In my previous post, I talked about how Republicans broke an “unwritten rule” when it came to the filibuster. While I’m not alone in saying “It’s about time!” I’m also aware of the various reasons behind the Senate’s unwillingness to change the filibuster rules. This is not, by any means, a “new discussion,” in that filibuster reform has been talked about for quite some time, with serious pushes being made by Senator Merkley over the past two sessions. So why do it now?
Tag Archives: rules
The news sites and the political blogs are all running with the surprise that Senator Reid called a vote and got the “Nuclear option” passed for Senate conformation votes on judicial (except Supreme Court) and executive department appointees. What is the “nuclear option?” It’s simply a rules change, which turns the need for a 60 vote majority to break a filibuster into a simple majority vote.
The vote overturned an existing rule that required a 60-vote majority for the approval of presidential nominees. Now, just a simple majority will be required for executive branch and judicial nominees except for Supreme Court picks.
It’s not like this is a big surprise, Senator Reid said he would do it if Republicans failed to legislate in good faith in the Senate.
Bob Cesca has a take down of Glenn Greenwald’s weekend appearance on ABC, where he tried (once again) to shill the story of an “out of control” National Security Agency.
Okay.

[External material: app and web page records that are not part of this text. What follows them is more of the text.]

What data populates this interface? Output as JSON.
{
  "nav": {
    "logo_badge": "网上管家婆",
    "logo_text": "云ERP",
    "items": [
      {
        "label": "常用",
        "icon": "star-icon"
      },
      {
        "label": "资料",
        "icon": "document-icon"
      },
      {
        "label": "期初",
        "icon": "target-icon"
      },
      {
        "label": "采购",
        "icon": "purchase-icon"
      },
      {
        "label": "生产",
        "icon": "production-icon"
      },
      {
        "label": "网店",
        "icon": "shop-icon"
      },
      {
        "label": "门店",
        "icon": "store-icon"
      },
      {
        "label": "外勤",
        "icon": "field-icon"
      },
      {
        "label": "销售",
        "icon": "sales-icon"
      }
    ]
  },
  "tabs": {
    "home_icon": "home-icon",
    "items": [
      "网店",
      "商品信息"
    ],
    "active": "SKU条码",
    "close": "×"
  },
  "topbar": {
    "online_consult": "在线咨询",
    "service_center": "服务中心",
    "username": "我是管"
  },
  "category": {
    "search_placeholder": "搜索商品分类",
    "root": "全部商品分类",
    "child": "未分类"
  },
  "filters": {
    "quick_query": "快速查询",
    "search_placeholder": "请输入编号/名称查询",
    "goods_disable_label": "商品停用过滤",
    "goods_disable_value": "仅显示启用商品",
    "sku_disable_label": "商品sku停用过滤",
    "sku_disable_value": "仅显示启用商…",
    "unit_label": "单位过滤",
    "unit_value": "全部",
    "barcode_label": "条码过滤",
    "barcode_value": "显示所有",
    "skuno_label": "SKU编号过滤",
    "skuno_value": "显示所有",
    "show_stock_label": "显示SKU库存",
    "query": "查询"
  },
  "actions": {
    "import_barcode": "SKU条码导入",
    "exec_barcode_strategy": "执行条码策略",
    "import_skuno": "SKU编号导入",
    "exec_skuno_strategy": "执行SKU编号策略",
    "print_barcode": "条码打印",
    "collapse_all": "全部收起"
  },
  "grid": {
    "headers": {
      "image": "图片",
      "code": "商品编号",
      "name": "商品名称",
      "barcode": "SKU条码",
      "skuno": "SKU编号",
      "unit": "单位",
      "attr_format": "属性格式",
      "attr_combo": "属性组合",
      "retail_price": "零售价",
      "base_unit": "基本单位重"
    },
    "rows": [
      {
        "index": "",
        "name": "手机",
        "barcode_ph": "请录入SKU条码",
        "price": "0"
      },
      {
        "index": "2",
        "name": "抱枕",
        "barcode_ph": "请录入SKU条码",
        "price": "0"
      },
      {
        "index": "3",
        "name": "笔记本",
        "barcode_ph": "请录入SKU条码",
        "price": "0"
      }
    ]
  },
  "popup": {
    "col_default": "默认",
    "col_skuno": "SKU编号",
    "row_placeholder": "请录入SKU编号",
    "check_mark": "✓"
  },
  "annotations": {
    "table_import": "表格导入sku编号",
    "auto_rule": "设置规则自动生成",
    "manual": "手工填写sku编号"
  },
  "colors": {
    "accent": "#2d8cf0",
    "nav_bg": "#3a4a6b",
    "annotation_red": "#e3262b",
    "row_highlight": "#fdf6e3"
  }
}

So we’re supposed to be shocked by the idea that a spy agency employs analysts who can search and read signal intelligence (SIGINT) that was previously gathered? Crazy, I know. It stands to reason that if NSA gathers data, NSA analysts might actually look at that data. This is sort of like urgently revealing that FBI agents listen! to mobsters via wiretaps and wired informants.
Matt Osborne has more to offer on the subject, from his time as a military signals analyst.
Many years ago, I was required to have a security clearance. As it later turned out, a much higher one than I actually needed, but at the time, the “guidelines” said that if I had a certain rank and was assigned to a certain post, I had to have it. So I sat down, and filled out a lot of paperwork. A complete life history, detailing where I’d lived during my life up to that point, what schools I’d attended, and a lot of other questions. I sent off transcript requests to my colleges, to have them send in transcripts to the agency in charge of the clearance. Then there were credit checks, criminal record checks, and the interviews which were … intensive. After that, came the reports from my family as various people called them to ask if I was “in trouble,” because they’d just been questioned about me by the FBI or by military investigators.
Early in the week I posted about my own skepticism of Glenn Greenwald’s “explosive” revelations regarding NSA monitoring of American citizens. I wasn’t the only one who was casting a skeptical eye at them. In particular, Bob Cesca and Charles Johnson have been on top of them since the beginning. The problem I had was that what was claimed was just not likely from a technical standpoint, let alone Greenwald’s rather … sketchy …. past behavior when it comes to “reporting.” Since then, it’s turning out that the “explosive” revelations are really a wet firecracker, and the only casualties are Snowden and Greenwald.